** Opening Given data block **

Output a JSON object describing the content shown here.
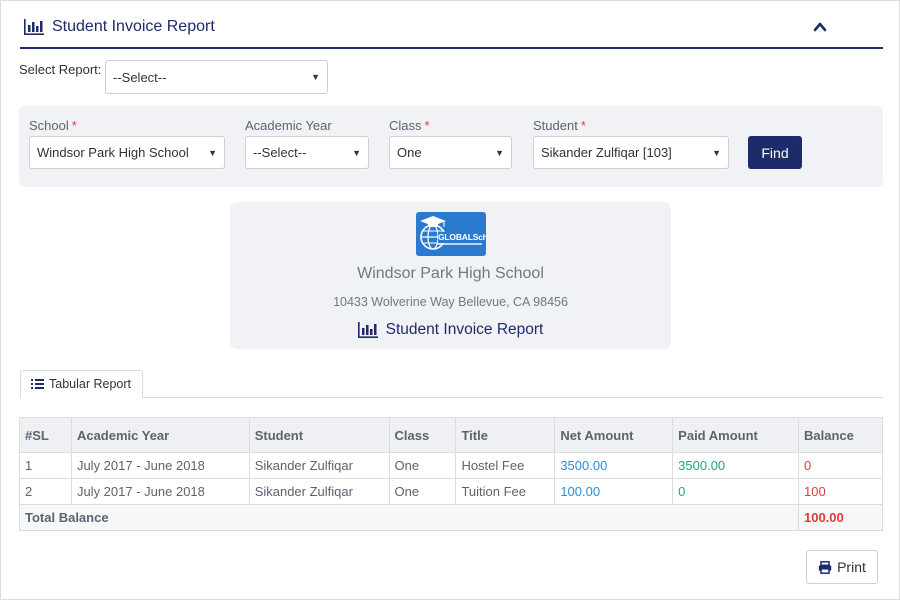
{
  "header": {
    "title": "Student Invoice Report"
  },
  "select_report": {
    "label": "Select Report:",
    "value": "--Select--"
  },
  "filters": {
    "school": {
      "label": "School",
      "required": "*",
      "value": "Windsor Park High School"
    },
    "academic_year": {
      "label": "Academic Year",
      "value": "--Select--"
    },
    "class": {
      "label": "Class",
      "required": "*",
      "value": "One"
    },
    "student": {
      "label": "Student",
      "required": "*",
      "value": "Sikander Zulfiqar [103]"
    },
    "find_label": "Find"
  },
  "report_card": {
    "logo_text_1": "GLOBAL",
    "logo_text_2": "School",
    "school_name": "Windsor Park High School",
    "address": "10433 Wolverine Way Bellevue, CA 98456",
    "title": "Student Invoice Report"
  },
  "tabs": [
    {
      "label": "Tabular Report"
    }
  ],
  "table": {
    "headers": [
      "#SL",
      "Academic Year",
      "Student",
      "Class",
      "Title",
      "Net Amount",
      "Paid Amount",
      "Balance"
    ],
    "rows": [
      {
        "sl": "1",
        "year": "July 2017 - June 2018",
        "student": "Sikander Zulfiqar",
        "class": "One",
        "title": "Hostel Fee",
        "net": "3500.00",
        "paid": "3500.00",
        "balance": "0"
      },
      {
        "sl": "2",
        "year": "July 2017 - June 2018",
        "student": "Sikander Zulfiqar",
        "class": "One",
        "title": "Tuition Fee",
        "net": "100.00",
        "paid": "0",
        "balance": "100"
      }
    ],
    "total_label": "Total Balance",
    "total_value": "100.00"
  },
  "print_label": "Print",
  "colors": {
    "primary": "#1d2b6b",
    "net": "#2a8fd6",
    "paid": "#21a68a",
    "balance": "#e53935"
  }
}
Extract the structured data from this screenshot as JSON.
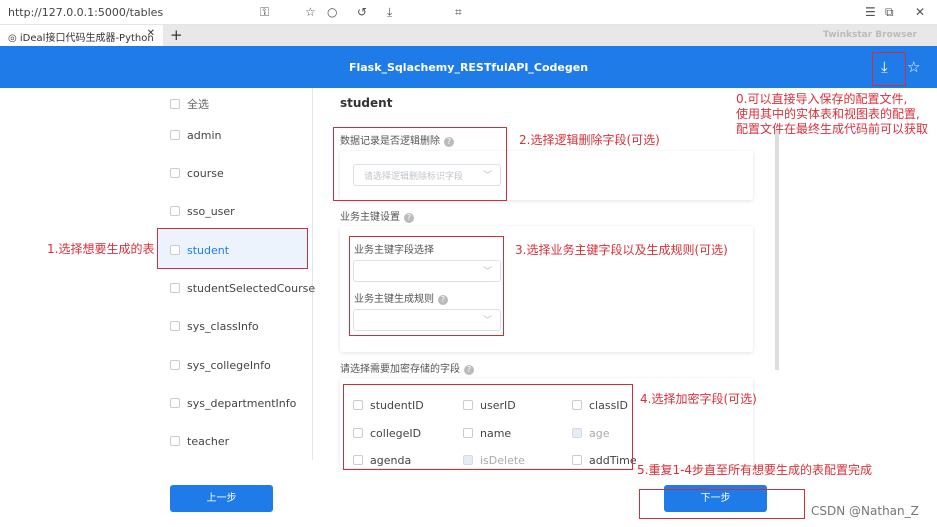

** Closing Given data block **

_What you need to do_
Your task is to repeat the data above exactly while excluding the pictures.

_Answer to the exercise_
Output a JSON object describing the content shown here.
{
  "header": {
    "title": "Student Invoice Report"
  },
  "select_report": {
    "label": "Select Report:",
    "value": "--Select--"
  },
  "filters": {
    "school": {
      "label": "School",
      "required": "*",
      "value": "Windsor Park High School"
    },
    "academic_year": {
      "label": "Academic Year",
      "value": "--Select--"
    },
    "class": {
      "label": "Class",
      "required": "*",
      "value": "One"
    },
    "student": {
      "label": "Student",
      "required": "*",
      "value": "Sikander Zulfiqar [103]"
    },
    "find_label": "Find"
  },
  "report_card": {
    "logo_text_1": "GLOBAL",
    "logo_text_2": "School",
    "school_name": "Windsor Park High School",
    "address": "10433 Wolverine Way Bellevue, CA 98456",
    "title": "Student Invoice Report"
  },
  "tabs": [
    {
      "label": "Tabular Report"
    }
  ],
  "table": {
    "headers": [
      "#SL",
      "Academic Year",
      "Student",
      "Class",
      "Title",
      "Net Amount",
      "Paid Amount",
      "Balance"
    ],
    "rows": [
      {
        "sl": "1",
        "year": "July 2017 - June 2018",
        "student": "Sikander Zulfiqar",
        "class": "One",
        "title": "Hostel Fee",
        "net": "3500.00",
        "paid": "3500.00",
        "balance": "0"
      },
      {
        "sl": "2",
        "year": "July 2017 - June 2018",
        "student": "Sikander Zulfiqar",
        "class": "One",
        "title": "Tuition Fee",
        "net": "100.00",
        "paid": "0",
        "balance": "100"
      }
    ],
    "total_label": "Total Balance",
    "total_value": "100.00"
  },
  "print_label": "Print",
  "colors": {
    "primary": "#1d2b6b",
    "net": "#2a8fd6",
    "paid": "#21a68a",
    "balance": "#e53935"
  }
}
Extract the structured data from this screenshot as JSON.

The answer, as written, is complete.